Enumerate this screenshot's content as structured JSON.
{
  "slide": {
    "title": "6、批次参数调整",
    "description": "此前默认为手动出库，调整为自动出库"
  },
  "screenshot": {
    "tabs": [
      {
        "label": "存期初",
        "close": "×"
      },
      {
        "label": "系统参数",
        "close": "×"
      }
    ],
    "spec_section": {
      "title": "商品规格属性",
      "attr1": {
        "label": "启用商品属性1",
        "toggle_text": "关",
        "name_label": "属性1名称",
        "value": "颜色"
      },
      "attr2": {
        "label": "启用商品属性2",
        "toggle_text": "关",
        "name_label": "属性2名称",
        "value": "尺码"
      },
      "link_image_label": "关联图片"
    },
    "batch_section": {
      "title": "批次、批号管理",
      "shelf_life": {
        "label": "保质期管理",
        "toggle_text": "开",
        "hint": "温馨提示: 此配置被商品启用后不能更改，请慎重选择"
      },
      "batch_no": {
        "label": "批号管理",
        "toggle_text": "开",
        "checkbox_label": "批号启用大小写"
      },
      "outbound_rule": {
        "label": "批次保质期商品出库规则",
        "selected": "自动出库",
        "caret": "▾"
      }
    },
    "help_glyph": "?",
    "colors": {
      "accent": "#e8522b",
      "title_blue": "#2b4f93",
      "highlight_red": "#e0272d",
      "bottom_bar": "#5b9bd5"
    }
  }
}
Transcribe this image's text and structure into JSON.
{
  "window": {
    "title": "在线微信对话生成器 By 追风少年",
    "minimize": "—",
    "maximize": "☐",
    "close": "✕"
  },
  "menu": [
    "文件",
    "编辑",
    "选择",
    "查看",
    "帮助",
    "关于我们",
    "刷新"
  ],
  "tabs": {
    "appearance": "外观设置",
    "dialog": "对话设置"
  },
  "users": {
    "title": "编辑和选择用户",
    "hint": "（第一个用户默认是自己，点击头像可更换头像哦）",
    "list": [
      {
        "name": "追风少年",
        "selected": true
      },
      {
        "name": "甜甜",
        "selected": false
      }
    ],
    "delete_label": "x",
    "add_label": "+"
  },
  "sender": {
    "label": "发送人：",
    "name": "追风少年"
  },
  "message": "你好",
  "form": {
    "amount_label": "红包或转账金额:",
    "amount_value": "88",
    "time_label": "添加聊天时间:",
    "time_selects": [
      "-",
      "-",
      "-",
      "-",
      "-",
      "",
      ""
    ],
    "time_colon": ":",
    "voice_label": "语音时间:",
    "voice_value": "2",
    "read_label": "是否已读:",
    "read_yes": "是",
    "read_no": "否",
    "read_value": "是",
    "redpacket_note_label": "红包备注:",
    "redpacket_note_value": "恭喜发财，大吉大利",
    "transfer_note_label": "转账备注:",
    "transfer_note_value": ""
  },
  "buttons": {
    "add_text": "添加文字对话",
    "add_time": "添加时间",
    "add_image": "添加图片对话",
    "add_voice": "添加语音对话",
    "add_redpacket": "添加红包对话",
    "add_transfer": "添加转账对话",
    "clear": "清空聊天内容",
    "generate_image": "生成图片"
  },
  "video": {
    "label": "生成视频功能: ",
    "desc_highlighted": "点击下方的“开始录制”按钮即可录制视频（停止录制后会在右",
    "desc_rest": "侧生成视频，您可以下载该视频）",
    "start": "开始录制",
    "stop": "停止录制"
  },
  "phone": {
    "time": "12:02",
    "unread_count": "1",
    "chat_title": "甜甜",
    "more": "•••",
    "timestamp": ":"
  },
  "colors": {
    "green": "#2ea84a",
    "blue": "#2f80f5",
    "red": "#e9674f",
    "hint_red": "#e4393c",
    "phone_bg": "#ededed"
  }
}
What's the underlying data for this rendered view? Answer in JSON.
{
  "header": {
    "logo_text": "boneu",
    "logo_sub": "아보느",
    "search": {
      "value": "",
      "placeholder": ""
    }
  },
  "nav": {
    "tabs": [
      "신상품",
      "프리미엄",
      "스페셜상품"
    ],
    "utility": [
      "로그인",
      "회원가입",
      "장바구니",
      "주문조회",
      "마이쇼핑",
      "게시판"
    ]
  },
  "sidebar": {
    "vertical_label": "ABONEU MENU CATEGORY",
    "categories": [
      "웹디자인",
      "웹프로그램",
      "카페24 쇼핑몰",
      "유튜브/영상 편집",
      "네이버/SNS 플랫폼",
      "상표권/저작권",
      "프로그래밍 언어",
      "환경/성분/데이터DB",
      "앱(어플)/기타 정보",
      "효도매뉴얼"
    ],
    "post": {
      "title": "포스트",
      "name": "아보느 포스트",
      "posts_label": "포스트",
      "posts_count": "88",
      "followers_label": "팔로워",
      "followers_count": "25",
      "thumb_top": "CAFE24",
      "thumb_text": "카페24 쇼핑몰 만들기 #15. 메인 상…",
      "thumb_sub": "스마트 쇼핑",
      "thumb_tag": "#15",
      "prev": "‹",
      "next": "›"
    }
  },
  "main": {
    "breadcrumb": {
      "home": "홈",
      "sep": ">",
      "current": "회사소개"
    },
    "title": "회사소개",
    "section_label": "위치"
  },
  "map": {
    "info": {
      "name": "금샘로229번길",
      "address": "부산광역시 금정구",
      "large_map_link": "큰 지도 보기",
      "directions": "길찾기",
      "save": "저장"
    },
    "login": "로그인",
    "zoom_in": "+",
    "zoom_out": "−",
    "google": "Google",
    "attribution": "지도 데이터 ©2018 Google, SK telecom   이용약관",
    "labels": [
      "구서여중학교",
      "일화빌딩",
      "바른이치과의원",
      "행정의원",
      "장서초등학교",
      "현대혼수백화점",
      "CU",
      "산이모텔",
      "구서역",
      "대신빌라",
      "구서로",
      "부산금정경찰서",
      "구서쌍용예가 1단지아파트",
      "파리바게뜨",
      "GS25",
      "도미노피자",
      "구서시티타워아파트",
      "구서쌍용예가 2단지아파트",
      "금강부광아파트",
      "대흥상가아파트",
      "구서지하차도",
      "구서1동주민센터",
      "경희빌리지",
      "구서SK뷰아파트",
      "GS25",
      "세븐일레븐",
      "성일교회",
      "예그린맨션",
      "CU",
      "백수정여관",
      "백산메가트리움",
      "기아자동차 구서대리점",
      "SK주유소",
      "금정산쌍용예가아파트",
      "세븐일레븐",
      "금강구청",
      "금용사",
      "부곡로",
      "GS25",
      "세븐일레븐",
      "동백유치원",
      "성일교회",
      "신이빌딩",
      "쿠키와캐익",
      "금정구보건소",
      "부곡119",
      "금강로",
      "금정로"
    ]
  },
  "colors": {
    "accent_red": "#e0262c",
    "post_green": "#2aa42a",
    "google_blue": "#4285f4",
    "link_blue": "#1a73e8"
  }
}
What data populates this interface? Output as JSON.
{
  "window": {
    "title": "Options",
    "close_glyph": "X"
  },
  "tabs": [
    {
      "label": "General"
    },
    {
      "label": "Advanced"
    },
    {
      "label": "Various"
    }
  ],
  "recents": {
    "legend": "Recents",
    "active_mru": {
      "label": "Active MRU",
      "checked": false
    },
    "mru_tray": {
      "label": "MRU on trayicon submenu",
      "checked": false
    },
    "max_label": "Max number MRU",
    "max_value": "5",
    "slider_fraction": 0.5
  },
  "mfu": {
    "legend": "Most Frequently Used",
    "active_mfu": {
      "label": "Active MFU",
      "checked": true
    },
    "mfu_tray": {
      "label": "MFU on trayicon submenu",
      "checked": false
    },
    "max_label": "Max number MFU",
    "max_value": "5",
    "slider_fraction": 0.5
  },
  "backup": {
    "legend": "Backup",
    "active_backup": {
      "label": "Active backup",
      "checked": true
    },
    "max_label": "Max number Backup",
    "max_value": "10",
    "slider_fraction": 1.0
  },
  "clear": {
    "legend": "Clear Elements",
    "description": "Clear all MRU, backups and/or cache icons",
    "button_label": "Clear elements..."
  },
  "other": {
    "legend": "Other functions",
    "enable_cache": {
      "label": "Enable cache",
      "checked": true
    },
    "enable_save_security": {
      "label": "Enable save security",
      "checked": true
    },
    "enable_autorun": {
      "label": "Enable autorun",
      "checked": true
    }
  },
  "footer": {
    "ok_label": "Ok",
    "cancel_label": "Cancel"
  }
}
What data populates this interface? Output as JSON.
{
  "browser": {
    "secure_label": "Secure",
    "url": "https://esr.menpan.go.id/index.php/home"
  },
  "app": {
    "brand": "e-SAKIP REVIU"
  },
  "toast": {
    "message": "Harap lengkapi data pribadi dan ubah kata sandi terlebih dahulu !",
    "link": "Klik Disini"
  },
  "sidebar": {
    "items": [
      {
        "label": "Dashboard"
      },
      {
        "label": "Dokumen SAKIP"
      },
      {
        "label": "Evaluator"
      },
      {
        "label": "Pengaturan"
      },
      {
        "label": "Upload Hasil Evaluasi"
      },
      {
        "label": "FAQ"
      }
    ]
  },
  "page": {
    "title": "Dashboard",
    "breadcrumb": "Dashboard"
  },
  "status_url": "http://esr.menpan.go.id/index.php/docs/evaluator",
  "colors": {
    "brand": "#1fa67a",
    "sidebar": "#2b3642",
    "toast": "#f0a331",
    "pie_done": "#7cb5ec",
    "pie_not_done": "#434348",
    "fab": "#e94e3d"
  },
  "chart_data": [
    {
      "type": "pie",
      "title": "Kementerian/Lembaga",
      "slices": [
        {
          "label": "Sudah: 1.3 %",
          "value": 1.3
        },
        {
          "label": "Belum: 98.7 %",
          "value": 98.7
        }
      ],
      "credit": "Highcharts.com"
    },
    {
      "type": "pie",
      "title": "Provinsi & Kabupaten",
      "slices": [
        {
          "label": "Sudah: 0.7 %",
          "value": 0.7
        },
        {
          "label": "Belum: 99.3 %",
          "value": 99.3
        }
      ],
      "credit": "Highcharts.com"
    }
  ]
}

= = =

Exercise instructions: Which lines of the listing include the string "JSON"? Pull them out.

Solution:
Enumerate this screenshot's content as structured JSON.
Transcribe this image's text and structure into JSON.
What's the underlying data for this rendered view? Answer in JSON.
What data populates this interface? Output as JSON.
What data populates this interface? Output as JSON.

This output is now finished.